_Your instructions_
Search the material for the word "this" and copy every line in which it occurs.

_Data_
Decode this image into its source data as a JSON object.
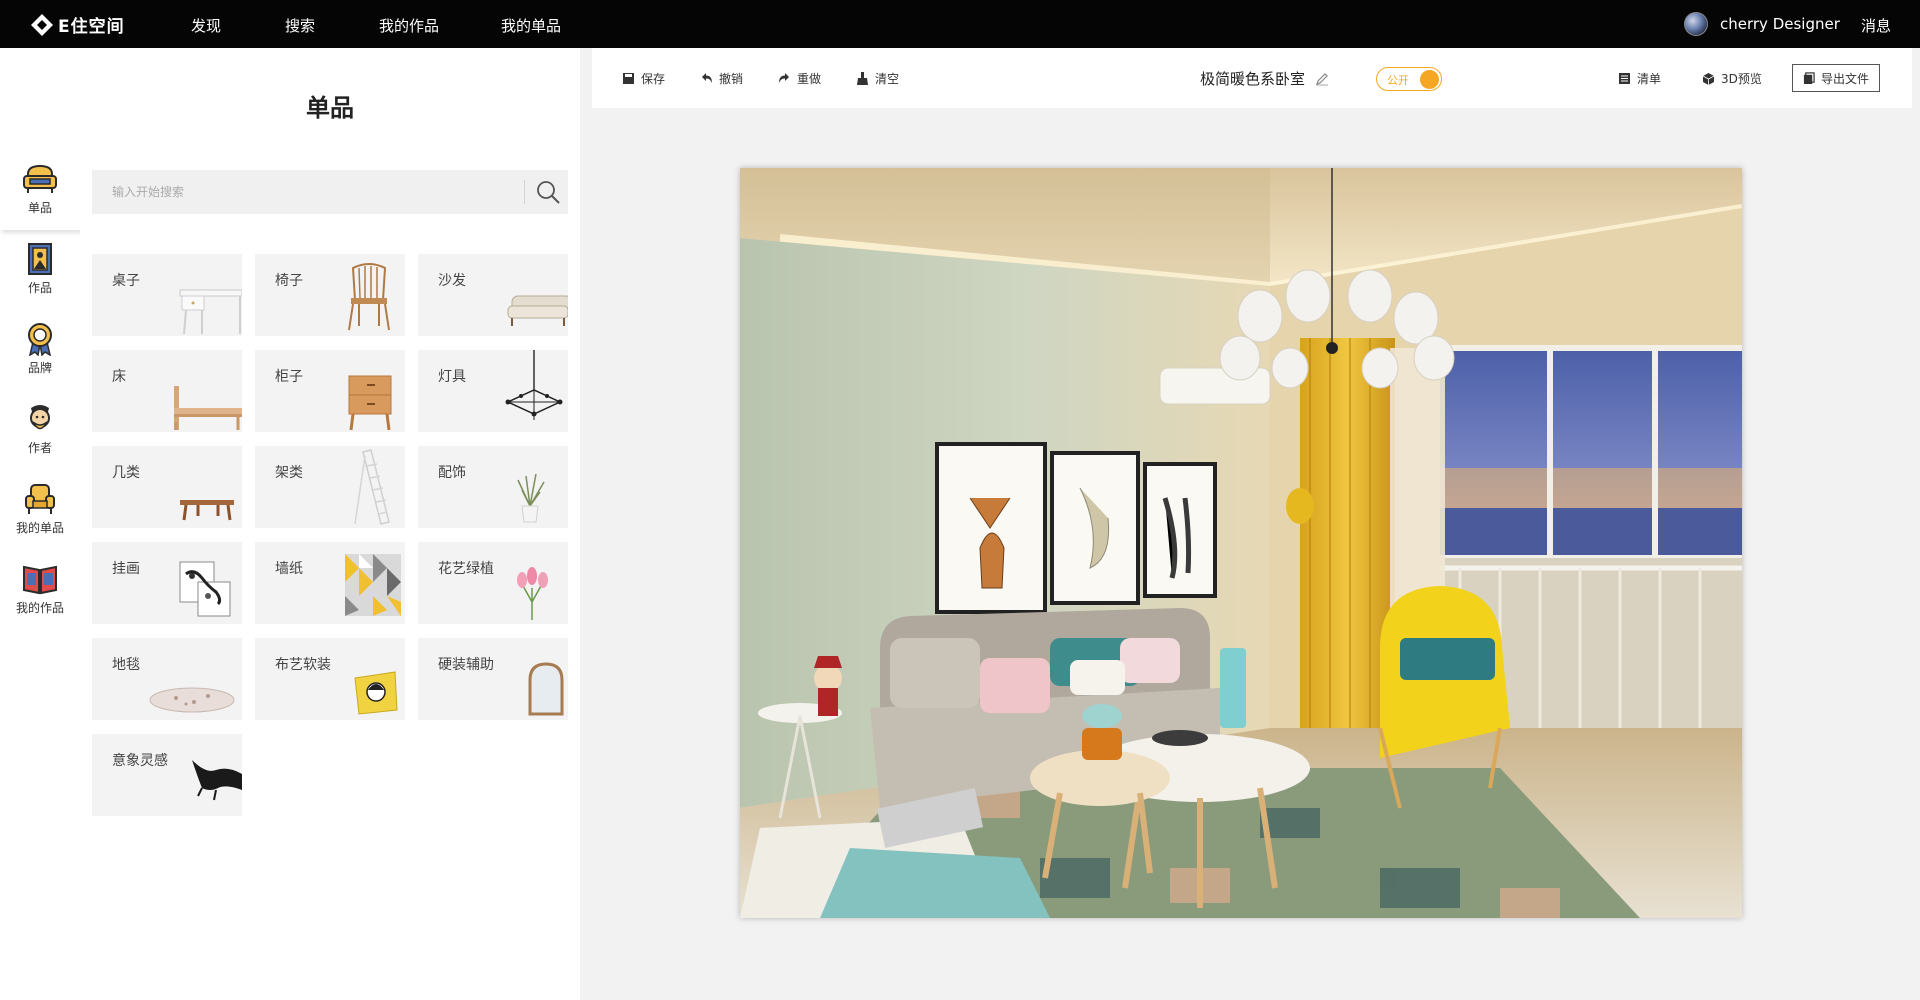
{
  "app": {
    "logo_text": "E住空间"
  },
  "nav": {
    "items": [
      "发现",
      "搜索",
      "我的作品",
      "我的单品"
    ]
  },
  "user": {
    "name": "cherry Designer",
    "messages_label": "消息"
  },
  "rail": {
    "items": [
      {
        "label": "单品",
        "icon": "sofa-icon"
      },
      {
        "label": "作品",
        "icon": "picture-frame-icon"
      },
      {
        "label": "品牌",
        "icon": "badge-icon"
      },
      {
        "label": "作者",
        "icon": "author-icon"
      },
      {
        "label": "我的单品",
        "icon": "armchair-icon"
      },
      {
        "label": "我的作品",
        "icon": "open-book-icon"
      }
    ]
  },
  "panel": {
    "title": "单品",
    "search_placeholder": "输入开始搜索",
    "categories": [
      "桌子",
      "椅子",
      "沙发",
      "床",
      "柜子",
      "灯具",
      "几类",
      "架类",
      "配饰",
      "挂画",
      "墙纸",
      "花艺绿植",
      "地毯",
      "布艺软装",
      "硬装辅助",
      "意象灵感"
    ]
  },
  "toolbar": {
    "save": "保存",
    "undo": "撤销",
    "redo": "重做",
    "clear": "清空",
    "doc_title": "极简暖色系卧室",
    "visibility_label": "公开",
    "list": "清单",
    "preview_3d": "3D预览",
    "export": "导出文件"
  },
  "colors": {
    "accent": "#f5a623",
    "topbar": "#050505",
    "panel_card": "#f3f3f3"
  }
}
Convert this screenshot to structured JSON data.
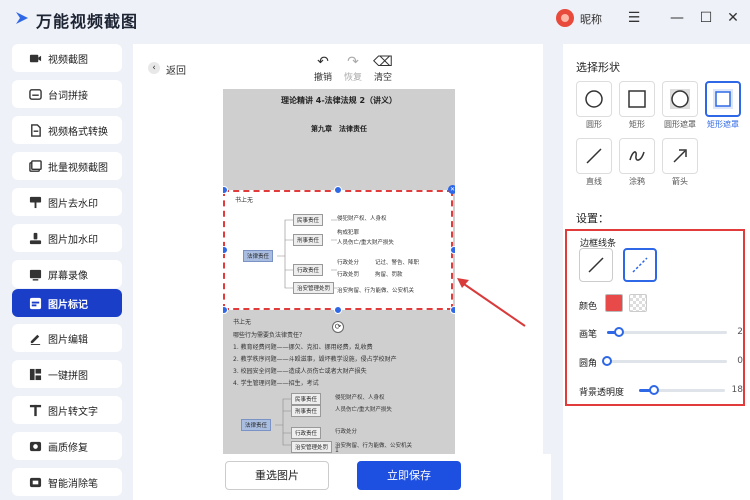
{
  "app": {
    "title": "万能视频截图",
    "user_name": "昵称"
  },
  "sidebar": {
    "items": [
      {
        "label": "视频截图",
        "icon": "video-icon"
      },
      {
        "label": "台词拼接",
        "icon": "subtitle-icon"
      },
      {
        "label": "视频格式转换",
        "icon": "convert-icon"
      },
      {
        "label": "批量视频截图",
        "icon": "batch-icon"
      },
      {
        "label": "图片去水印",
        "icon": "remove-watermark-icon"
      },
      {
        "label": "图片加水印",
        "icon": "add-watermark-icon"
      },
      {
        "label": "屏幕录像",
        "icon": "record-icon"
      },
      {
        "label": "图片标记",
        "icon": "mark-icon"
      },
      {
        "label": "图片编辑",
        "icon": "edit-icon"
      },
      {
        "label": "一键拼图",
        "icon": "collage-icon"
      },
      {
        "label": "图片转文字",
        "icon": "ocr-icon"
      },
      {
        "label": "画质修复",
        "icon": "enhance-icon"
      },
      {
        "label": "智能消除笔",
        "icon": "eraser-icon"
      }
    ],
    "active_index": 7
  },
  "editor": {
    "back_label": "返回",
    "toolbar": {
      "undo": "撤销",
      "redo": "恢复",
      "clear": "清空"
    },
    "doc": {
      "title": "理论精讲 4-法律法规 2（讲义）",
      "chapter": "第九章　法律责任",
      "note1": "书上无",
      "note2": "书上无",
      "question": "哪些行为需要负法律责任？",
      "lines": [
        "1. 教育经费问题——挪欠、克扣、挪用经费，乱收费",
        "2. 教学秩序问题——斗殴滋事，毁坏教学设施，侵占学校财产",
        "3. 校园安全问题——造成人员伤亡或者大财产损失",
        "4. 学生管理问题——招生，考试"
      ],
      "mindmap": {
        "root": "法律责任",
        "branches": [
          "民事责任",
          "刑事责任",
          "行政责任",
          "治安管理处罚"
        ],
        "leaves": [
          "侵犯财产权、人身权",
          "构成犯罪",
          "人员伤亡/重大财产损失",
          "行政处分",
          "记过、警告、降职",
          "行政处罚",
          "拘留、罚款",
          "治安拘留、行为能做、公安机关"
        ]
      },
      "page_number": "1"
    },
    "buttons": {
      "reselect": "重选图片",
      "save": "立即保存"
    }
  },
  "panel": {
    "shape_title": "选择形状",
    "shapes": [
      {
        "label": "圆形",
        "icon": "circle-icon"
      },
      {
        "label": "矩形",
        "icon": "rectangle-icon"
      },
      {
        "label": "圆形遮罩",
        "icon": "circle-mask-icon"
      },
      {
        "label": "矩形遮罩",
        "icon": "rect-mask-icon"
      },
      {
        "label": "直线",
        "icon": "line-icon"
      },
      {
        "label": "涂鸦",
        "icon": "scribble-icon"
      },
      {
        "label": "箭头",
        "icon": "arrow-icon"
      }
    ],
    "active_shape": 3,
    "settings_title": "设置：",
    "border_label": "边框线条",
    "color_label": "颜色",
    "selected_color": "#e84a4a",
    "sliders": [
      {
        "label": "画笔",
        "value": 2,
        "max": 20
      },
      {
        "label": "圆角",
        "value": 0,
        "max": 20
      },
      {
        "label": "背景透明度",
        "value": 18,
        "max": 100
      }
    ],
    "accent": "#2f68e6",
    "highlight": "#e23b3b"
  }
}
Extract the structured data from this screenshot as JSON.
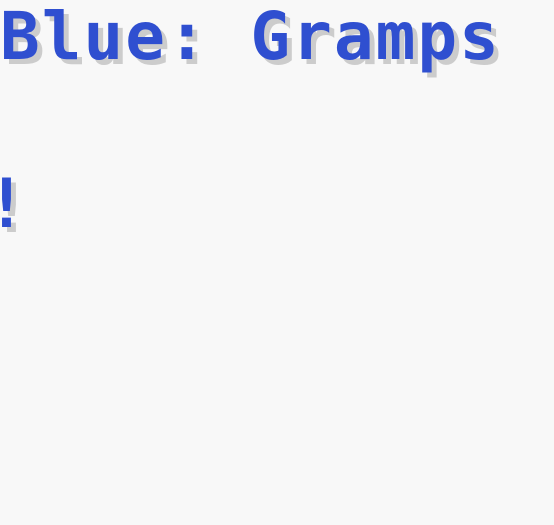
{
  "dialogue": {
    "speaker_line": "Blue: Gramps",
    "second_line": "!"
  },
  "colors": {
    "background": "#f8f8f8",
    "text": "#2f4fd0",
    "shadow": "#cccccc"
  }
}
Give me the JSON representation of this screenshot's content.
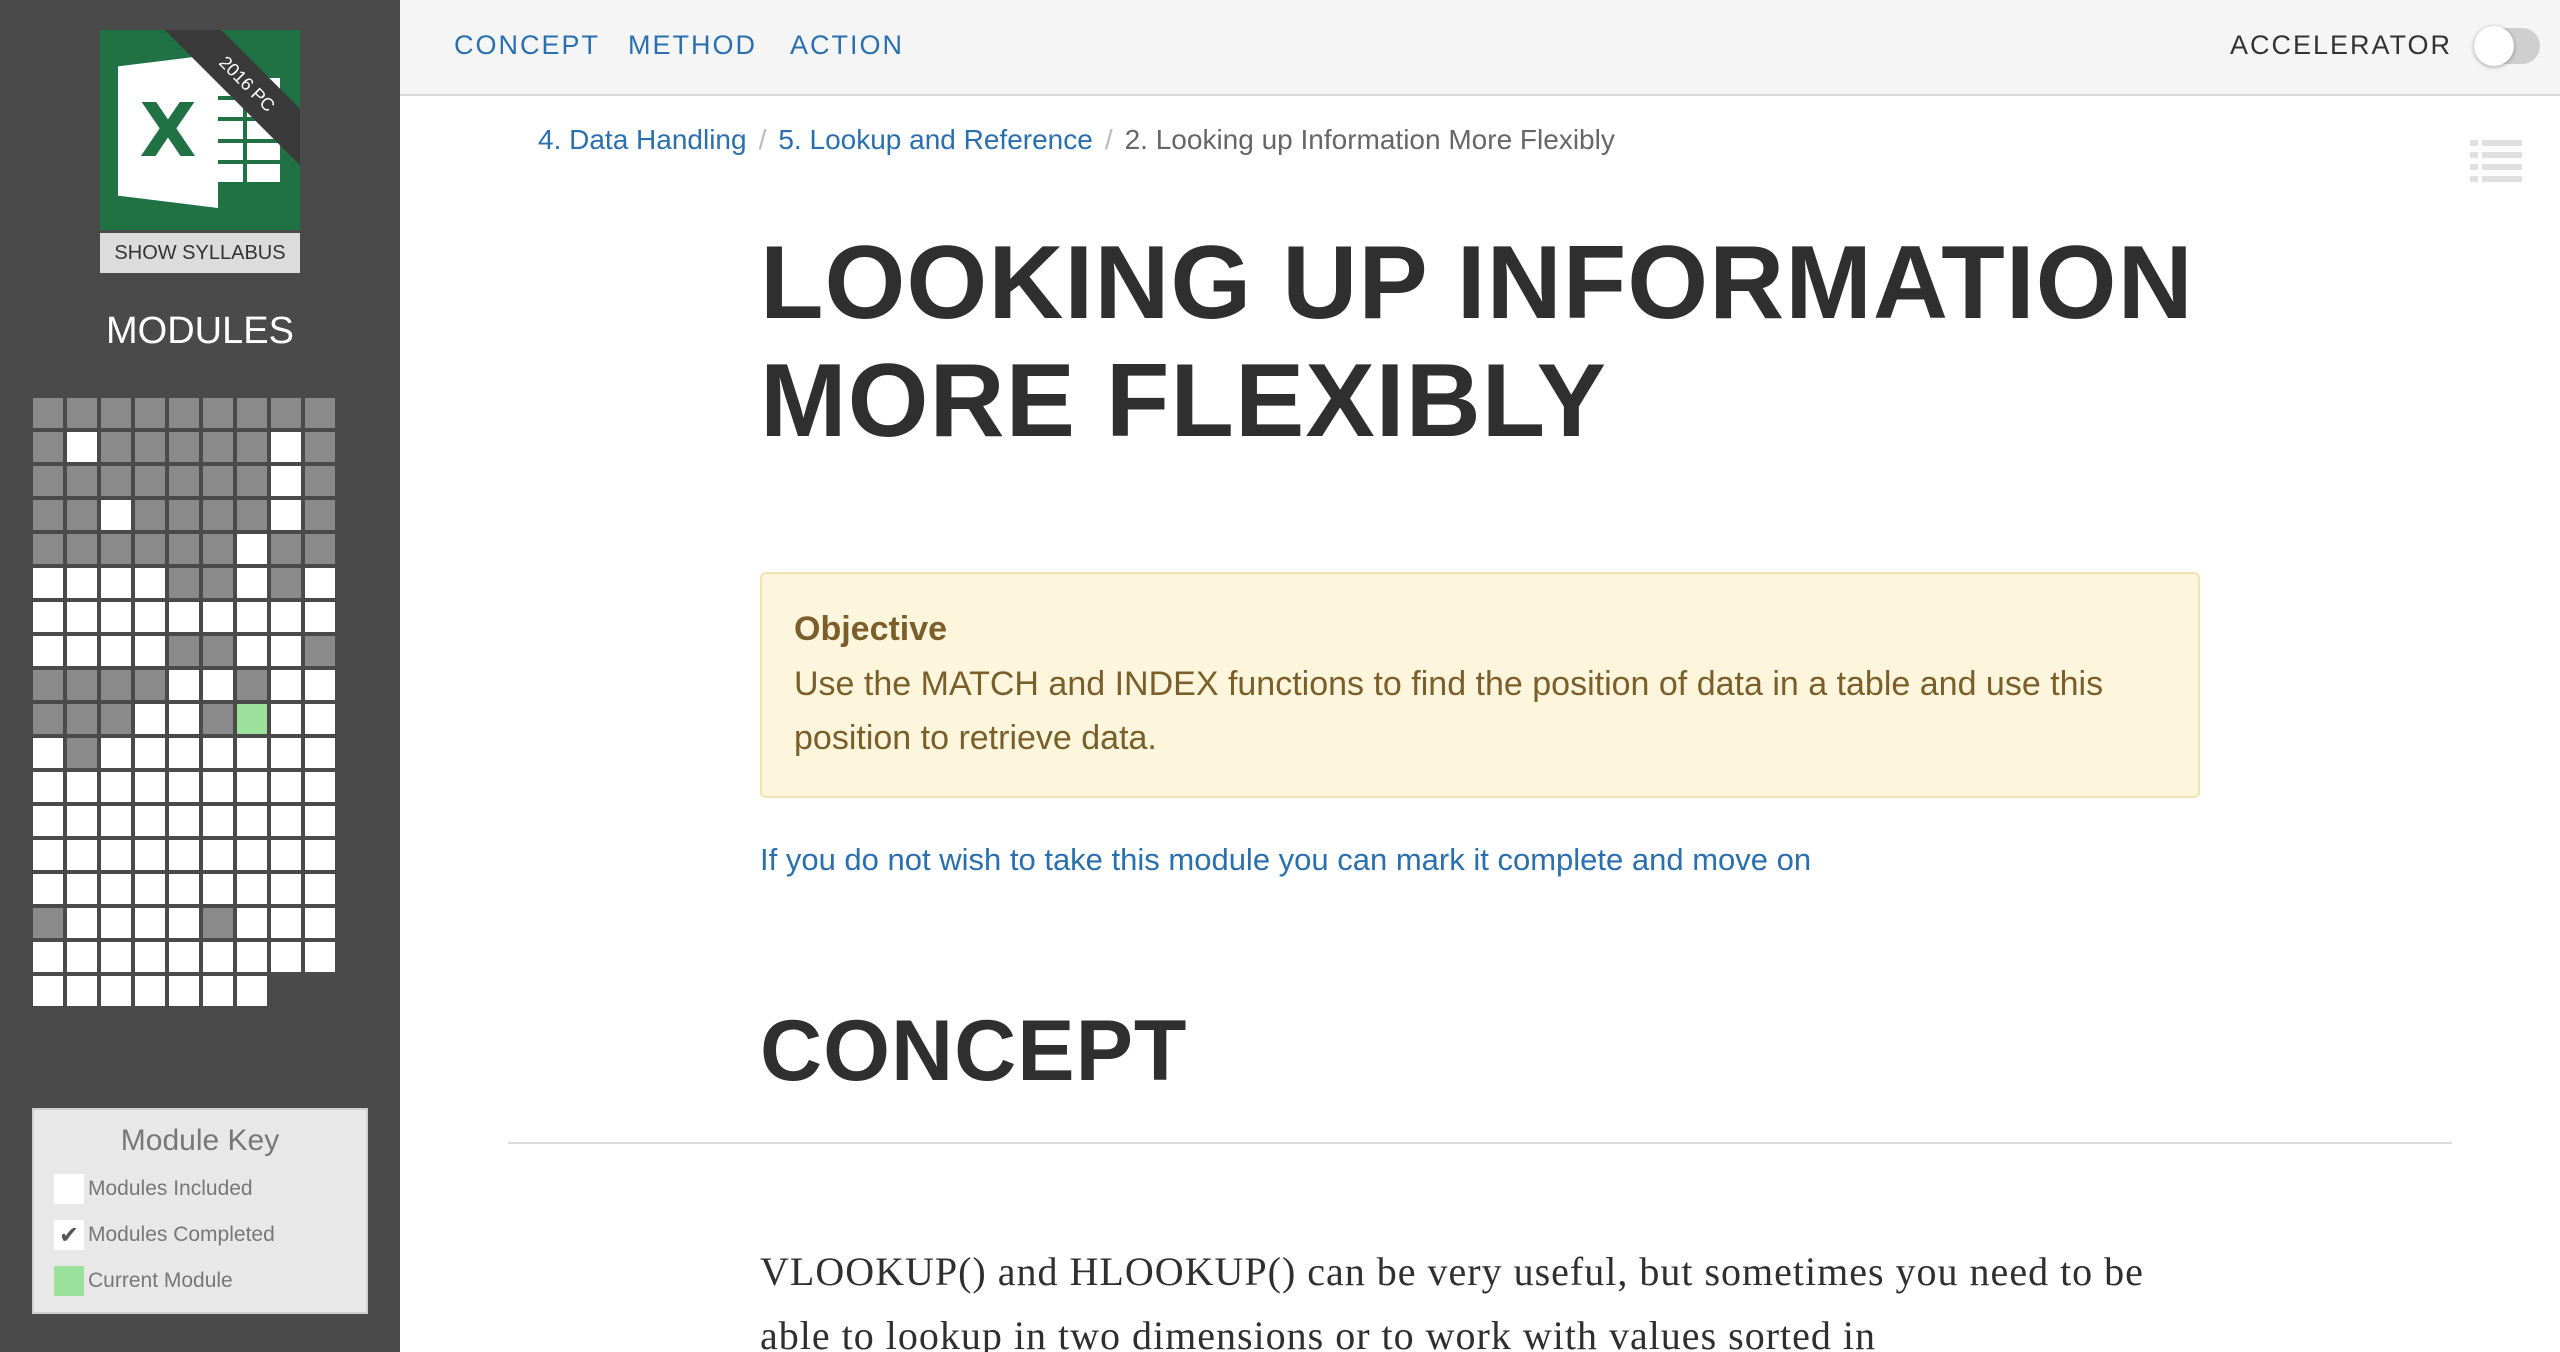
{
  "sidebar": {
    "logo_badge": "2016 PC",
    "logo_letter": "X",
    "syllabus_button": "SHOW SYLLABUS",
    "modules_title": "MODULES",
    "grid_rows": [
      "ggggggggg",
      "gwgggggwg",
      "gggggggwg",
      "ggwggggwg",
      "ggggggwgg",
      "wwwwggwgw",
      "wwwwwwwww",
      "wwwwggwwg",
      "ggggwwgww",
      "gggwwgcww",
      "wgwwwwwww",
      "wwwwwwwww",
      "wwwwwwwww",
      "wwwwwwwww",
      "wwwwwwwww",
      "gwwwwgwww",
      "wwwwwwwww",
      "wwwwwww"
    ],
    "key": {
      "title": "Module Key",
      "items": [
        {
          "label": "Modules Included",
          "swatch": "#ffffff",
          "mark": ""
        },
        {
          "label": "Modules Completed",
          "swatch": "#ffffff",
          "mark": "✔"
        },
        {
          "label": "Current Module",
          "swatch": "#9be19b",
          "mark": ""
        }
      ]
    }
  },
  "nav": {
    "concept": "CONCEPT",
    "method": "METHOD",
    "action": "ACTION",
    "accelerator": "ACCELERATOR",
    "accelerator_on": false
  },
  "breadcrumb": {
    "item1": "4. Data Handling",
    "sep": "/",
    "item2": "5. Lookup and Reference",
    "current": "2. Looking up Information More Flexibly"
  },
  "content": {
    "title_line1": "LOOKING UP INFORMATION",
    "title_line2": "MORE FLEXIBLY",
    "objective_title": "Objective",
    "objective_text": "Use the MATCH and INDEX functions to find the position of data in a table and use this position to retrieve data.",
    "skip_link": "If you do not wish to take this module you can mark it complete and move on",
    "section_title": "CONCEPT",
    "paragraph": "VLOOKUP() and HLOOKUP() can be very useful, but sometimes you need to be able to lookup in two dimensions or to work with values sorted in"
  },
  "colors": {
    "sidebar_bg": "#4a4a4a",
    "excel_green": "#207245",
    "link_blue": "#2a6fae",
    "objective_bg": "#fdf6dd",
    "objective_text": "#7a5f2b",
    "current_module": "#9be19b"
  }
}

_Output of the exercise_
Decode this image into its source data as a JSON object.
Convert this screenshot to structured JSON data.
Extract the structured data from this screenshot as JSON.
Give me the JSON representation of this screenshot's content.
    "objective_text": "Use the MATCH and INDEX functions to find the position of data in a table and use this position to retrieve data.",
    "skip_link": "If you do not wish to take this module you can mark it complete and move on",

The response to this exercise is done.